This is a 12 minute video of a younger Francois Schuiten working alongside his writing collaborator, Benoit Peeters, on a page. It’s all in French, so it’s mostly lost on me (except when Schuiten grumbles that his page is “terrible”, which is universal), but getting to watch Schuiten do quick “doodles” with a brush pen is awe inspiring. It’s the exact opposite kind of work from what you just watched on Friday, but it’s also impressive.
In the second half of the video, we’re back to Schuiten doing the painstaking work with the colors and inks.
I try to picture a writer and artist in American comics working this way together and my mind explodes.
Disclaimer: this video comes from the late 1990s. DVDs were around but the world wasn’t shooting everything in high definition yet, and people were still resisting 16:9 tv screen formatting. Thank goodness we won that war.
0:19 – Peeters sits shoulder to shoulder with Schuiten to work on a page. In this video, you see them work through a page, with Schuiten throwing away multiple full-size pages as he works through the layout issues. These “thumbnails” are not thumbnail-sized.
(Lost the time code, sorry) – Schuiten wasn’t using his heavyweight ink bottle holder yet. But he did have this lovely golden thing-a-ma-bobber. Looks like an Egyptian pyramid souvenir. I’m guessing that top would close over the ink jar to keep it from drying up. I also love the blue and white pen with four different inks inside. Those were a big hit at my school in the late 80s or so. And, yes, that’s a lot of pencils. But not ALL of them.
8:11 – See what I mean? I bet Schuiten never looks around the room for a pencil to draw with. He’s already more efficient than I am.
3:56 – He DID use a more traditional pencil sharpener, though!
What does he do with all those pencils?
5:40 – He spots his blacks!
8:27 – He colors the comic in! Here’s Schuiten coloring around a word balloon. We’ll get to more of the lettering shortly….
8:49 – He brushes off the pencil/eraser shavings with — feathers. That may be the most gentlemanly thing I’ve seen a cartoonist do since those pictures of comic strip artists in the 60s working in a suit and tie.
7:45 – Schuiten has drawn in the guidelines for his lettering. Sadly, there is no section in the video of him running an Ames Guide across a T-square.
7:24 – Because he’s doing it by eye! It’s possible he’s doing this as a rough, and that the final version will use the exact precision an Ames Guide offers. Or, it’s possible that Francois Schuiten is the Chuck Norris of comics. At this point, it wouldn’t surprise me to find out that this tool isn’t even a T-Square. It’s just a ruler and Schuiten’s left hand has a built-in level. Maybe there’s a floating bubble built into his wrist to tell him when his lines are level?

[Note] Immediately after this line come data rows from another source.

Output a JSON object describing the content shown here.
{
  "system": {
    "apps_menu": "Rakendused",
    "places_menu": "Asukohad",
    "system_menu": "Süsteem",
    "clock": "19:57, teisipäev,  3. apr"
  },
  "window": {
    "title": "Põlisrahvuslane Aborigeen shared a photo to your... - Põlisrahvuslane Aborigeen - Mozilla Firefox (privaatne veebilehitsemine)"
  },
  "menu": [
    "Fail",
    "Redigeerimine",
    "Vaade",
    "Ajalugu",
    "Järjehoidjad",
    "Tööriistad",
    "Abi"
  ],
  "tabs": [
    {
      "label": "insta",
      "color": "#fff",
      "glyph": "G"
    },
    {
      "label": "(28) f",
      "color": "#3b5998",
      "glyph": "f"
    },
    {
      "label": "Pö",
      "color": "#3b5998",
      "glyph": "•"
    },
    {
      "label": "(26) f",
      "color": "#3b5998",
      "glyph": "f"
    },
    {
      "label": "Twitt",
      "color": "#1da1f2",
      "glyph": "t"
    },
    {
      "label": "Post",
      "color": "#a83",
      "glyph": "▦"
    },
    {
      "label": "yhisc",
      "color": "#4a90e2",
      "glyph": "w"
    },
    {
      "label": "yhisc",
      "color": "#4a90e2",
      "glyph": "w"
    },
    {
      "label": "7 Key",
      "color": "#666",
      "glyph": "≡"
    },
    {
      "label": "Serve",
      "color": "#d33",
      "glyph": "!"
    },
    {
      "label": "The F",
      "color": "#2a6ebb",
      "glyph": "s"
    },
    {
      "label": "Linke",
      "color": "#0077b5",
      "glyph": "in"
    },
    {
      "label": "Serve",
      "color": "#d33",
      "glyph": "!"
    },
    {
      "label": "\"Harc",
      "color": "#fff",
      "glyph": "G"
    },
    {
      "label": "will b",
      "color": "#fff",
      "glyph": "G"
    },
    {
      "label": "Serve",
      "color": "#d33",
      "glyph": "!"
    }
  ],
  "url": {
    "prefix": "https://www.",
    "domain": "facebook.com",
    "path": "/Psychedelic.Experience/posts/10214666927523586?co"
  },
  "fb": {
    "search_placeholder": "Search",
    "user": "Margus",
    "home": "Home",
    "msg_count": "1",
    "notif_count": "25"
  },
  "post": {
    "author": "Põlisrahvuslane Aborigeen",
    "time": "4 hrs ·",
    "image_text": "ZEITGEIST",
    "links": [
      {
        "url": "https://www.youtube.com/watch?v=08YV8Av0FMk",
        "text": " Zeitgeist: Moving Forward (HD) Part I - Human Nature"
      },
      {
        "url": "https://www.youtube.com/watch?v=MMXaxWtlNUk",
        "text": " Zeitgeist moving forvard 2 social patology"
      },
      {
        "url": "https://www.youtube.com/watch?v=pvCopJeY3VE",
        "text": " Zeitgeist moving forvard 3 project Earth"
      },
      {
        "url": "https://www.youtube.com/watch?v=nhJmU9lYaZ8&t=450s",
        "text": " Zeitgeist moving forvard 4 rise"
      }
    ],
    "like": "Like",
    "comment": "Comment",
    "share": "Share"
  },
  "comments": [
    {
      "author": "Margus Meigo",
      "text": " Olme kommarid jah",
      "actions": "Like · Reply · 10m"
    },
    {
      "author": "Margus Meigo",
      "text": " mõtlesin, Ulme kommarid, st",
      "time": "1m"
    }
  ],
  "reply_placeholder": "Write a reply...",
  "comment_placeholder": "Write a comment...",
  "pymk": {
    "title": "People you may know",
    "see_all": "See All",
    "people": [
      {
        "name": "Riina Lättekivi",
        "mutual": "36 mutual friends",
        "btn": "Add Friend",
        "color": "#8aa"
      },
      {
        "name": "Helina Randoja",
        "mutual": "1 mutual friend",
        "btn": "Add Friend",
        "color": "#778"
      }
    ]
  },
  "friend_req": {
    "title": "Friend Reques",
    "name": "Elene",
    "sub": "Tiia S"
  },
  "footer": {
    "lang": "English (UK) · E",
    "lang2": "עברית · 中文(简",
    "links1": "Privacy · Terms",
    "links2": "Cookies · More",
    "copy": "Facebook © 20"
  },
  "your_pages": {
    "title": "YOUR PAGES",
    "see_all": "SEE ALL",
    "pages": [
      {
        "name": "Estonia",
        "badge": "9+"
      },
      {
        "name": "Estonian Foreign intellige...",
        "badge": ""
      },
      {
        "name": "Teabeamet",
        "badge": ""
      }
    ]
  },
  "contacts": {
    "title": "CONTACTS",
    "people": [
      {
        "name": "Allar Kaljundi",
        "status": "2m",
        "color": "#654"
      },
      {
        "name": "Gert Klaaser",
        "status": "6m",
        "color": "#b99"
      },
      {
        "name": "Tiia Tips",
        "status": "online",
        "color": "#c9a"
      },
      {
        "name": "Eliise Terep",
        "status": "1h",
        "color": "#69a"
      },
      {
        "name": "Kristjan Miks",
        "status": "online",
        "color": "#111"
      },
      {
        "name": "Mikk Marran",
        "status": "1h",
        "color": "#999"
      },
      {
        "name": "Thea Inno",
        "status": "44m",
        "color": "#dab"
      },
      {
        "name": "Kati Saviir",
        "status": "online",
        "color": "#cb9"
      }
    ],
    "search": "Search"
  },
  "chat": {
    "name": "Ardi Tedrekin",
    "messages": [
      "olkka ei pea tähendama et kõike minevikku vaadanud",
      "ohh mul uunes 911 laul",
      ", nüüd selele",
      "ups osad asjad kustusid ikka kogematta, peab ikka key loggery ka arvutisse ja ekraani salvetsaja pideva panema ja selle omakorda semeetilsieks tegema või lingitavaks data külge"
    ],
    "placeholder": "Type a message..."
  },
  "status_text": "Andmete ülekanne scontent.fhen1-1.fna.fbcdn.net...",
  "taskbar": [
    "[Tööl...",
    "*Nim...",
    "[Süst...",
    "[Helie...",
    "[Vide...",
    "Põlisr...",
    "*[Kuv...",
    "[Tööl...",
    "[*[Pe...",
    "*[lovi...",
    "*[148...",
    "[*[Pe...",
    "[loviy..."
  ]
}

9:42 – Later in the video, as he’s inking borders in, you can see plenty more letters waiting to be inked in below those borders. Looks like he’s working on this page one tier at a time.
9:48 – There might not be video of him inking the sound effects, but there video of him inking in the balloons! It’s just a lot of careful work, lots of short lines, and a ton of experience to guide his hand. Word balloons in France and Belgium are not often oval like they are here in North America. They prefer the rectangles. (Have you read “Lake of Fire” yet? One of the tricks Nathan Fairbairn uses to make the book feel like an authentic Franco-Belgian comic is that shape on his balloons.)
6:53 – The letters come from Benoit Peeters’ script, of course, and here’s a short clip of the writer at work. It’s short because watching a writer work is ten times less interesting than an artist.
I didn’t convert to a Mac until 2004, so this shot over Peeters’ shoulder is before my time. Which word processing program is he using here?
11:46 – I find this shot of his finished colored pencils absolutely fascinating. It’s like looking at a Photoshop document when you’ve hidden the art’s ink line layer and are left with just the colors. But there are inks on the page:
10:29 – Here he is inking over his pencils and his colored pencils and probably some paints of some kind mixed in there, as well.
3:42 – My daughter has a tendency to stick her tongue out when she’s working hard. If she’s trying a new skill in her dance class or trying to dribble the ball down a soccer field, the tongue sticks out. As he’s penciling in some rough panel borders here, Schuiten is thinking so hard that his tongue is coming out, too. Somewhere, there’s a scientific paper that explains this and, in all likelihood, a vaguely Latin-sounding name for the condition.
9:20 – That moment at 3:42 was not isolated…